If you are seeking to explore the complexities of real estate transactions and purchase agreements further, there are various related resources available that can offer valuable insights and guidance.

FSBO Meaning: Buying A House That’s For Sale By Owner

FSBO Meaning: Buying A House That’s For Sale By Owner

In an FSBO, or For Sale By Owner, scenario, you are engaging in a property transaction where the seller manages the sale without the involvement of a real estate agent. It is crucial to have a meticulously drafted purchase agreement to provide protection for both parties involved.

While opting for this method of selling a property may seem appealing for sellers seeking to save on agent commissions, it presents its own set of unique challenges. For buyers, navigating through an FSBO transaction entails interacting directly with the seller, which could potentially lead to complications if not handled with care. In the absence of a real estate agent’s expertise to facilitate the process, both parties must heavily rely on the specifics outlined in the purchase agreement to ensure a smooth and legally enforceable transaction. This emphasizes the importance of having a comprehensive and unambiguous purchase agreement in place to safeguard the interests of all parties participating in the transaction.

What Is A Wholesale Real Estate Contract?

A wholesale real estate contract is a form of purchase agreement in which you, typically an investor, commit to buying a property at a reduced price with the aim of later transferring the contract to another buyer for a profit.

This process entails you, the initial buyer or wholesaler, locating a property priced below market value, negotiating a contract with the seller, and then securing a new buyer who will assume the contract at a higher price. Your profit as the wholesaler comes from the variance between the agreed purchase price and the price at which you assign the contract. This method enables investors to generate income without actually taking ownership of the property, making it a prevalent strategy in real estate investment.

How To Determine If You Should Buy A House

When deciding whether you should purchase a house, you need to evaluate your financial situation, the condition of the property, and the terms of the purchase agreement to ensure they align with your needs and goals.

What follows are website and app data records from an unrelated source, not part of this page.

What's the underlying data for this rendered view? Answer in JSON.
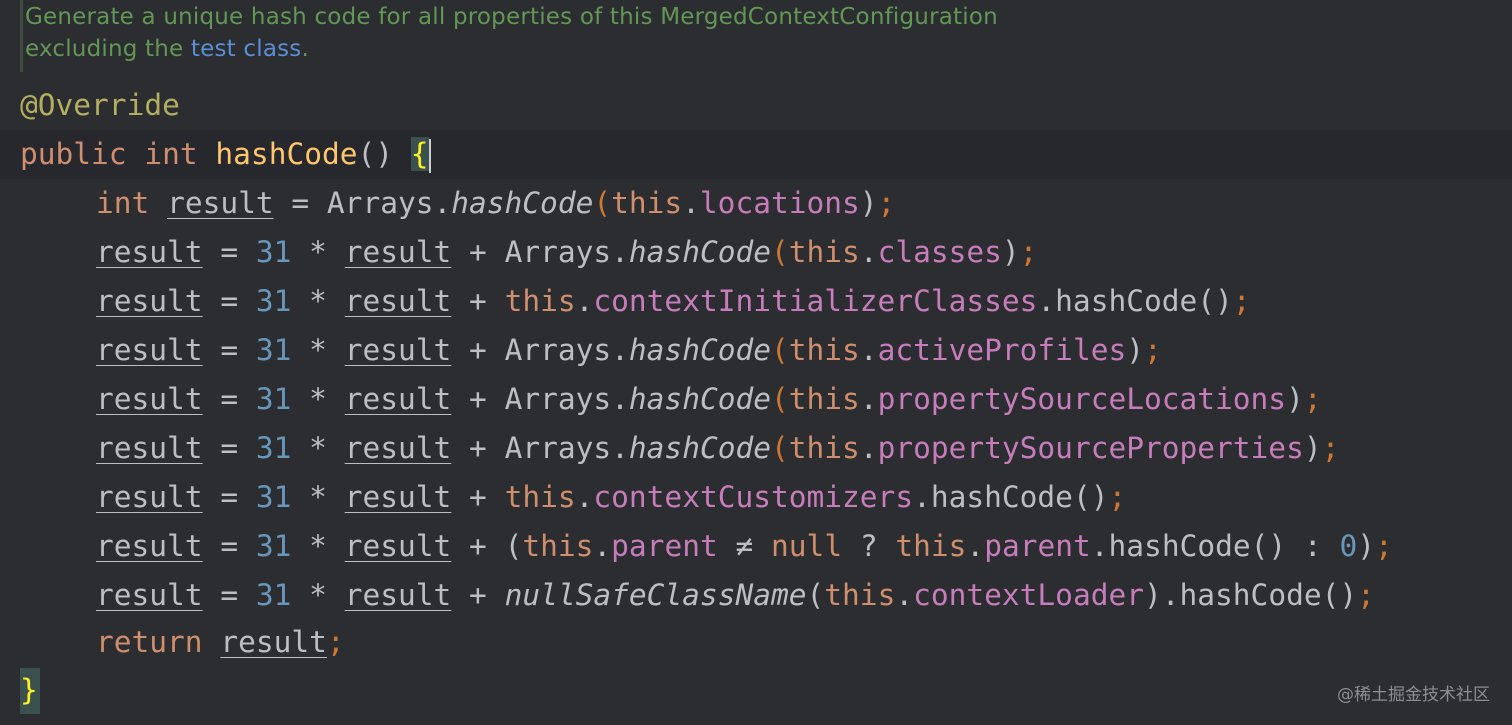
{
  "doc_comment": {
    "line1": "Generate a unique hash code for all properties of this MergedContextConfiguration",
    "line2_prefix": "excluding the ",
    "line2_link": "test class",
    "line2_suffix": "."
  },
  "code": {
    "annotation": "@Override",
    "signature": {
      "kw_public": "public",
      "kw_int": "int",
      "method": "hashCode",
      "parens": "()",
      "brace": "{"
    },
    "line_decl": {
      "kw_int": "int",
      "var": "result",
      "eq": " = Arrays.",
      "call": "hashCode",
      "open": "(",
      "this": "this",
      "dot": ".",
      "field": "locations",
      "close": ")",
      "semi": ";"
    },
    "lines": [
      {
        "kind": "arrays",
        "field": "classes"
      },
      {
        "kind": "this-hash",
        "field": "contextInitializerClasses"
      },
      {
        "kind": "arrays",
        "field": "activeProfiles"
      },
      {
        "kind": "arrays",
        "field": "propertySourceLocations"
      },
      {
        "kind": "arrays",
        "field": "propertySourceProperties"
      },
      {
        "kind": "this-hash",
        "field": "contextCustomizers"
      },
      {
        "kind": "ternary",
        "field": "parent"
      },
      {
        "kind": "nullsafe",
        "field": "contextLoader"
      }
    ],
    "tokens": {
      "result": "result",
      "eq": " = ",
      "num31": "31",
      "times": " * ",
      "plus": " + ",
      "arrays": "Arrays.",
      "hashCode_call": "hashCode",
      "this": "this",
      "dot": ".",
      "hashCode_plain": "hashCode()",
      "open": "(",
      "close": ")",
      "semi": ";",
      "neq": " ≠ ",
      "null": "null",
      "question": " ? ",
      "colon": " : ",
      "zero": "0",
      "nullsafe": "nullSafeClassName"
    },
    "return_kw": "return",
    "return_var": "result",
    "closing_brace": "}"
  },
  "watermark": "@稀土掘金技术社区",
  "colors": {
    "background": "#2b2d30",
    "comment": "#629755",
    "keyword": "#cf8e6d",
    "annotation": "#b3ae60",
    "number": "#6897bb",
    "field": "#c77dbb",
    "method_decl": "#ffc66d"
  }
}
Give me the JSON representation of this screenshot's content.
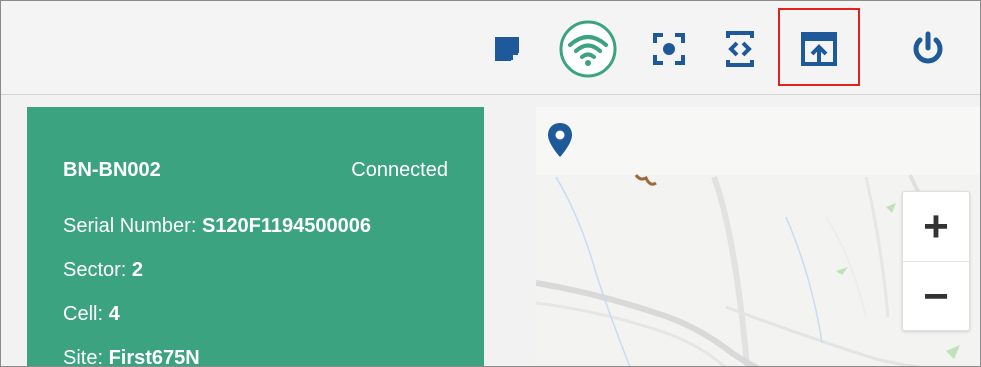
{
  "colors": {
    "accent_blue": "#1e5a99",
    "connected_green": "#3ba37f",
    "highlight_red": "#e2231a"
  },
  "toolbar": {
    "icons": [
      "note-icon",
      "wifi-icon",
      "focus-icon",
      "code-icon",
      "upload-icon",
      "power-icon"
    ]
  },
  "device": {
    "name": "BN-BN002",
    "status": "Connected",
    "serial_label": "Serial Number: ",
    "serial_value": "S120F1194500006",
    "sector_label": "Sector: ",
    "sector_value": "2",
    "cell_label": "Cell: ",
    "cell_value": "4",
    "site_label": "Site: ",
    "site_value": "First675N"
  },
  "map": {
    "zoom_in_label": "+",
    "zoom_out_label": "−"
  }
}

Financial readiness is critical as it determines your ability to secure a mortgage and manage the ongoing costs of homeownership. A comprehensive property inspection can uncover any potential issues that might impact your decision. Understanding the terms of the purchase agreement, including closing costs, down payment requirements, and loan conditions, is essential for a seamless transaction. Additionally, considering factors such as location, neighborhood amenities, and the potential for property value appreciation can significantly influence your decision-making process as a buyer.

Frequently Asked Questions

What is a purchase agreement?

A purchase agreement is a legally binding contract between a buyer and seller that outlines the terms and conditions of a purchase transaction.

What are the key components of a purchase agreement?

The key components of a purchase agreement include the names and contact information of the buyer and seller, description of the item or property being purchased, purchase price, payment terms, delivery or possession date, and any contingencies or conditions of the sale.

Do I need a purchase agreement when buying or selling something?

While it is not always required by law, having a purchase agreement in place can protect both parties and ensure that the terms of the sale are clearly defined and agreed upon.

What happens if one party breaches the terms of the purchase agreement?

If one party fails to fulfill their obligations as outlined in the purchase agreement, the other party may have legal recourse to terminate the agreement and seek damages.

Can a purchase agreement be modified after it has been signed?

Yes, a purchase agreement can be modified if both parties agree to the changes and the modifications are made in writing and signed by both parties.

What is the difference between a purchase agreement and a sales contract?

While both terms are often used interchangeably, a purchase agreement typically refers to a contract for the purchase of goods or services, while a sales contract specifically refers to the sale of real estate.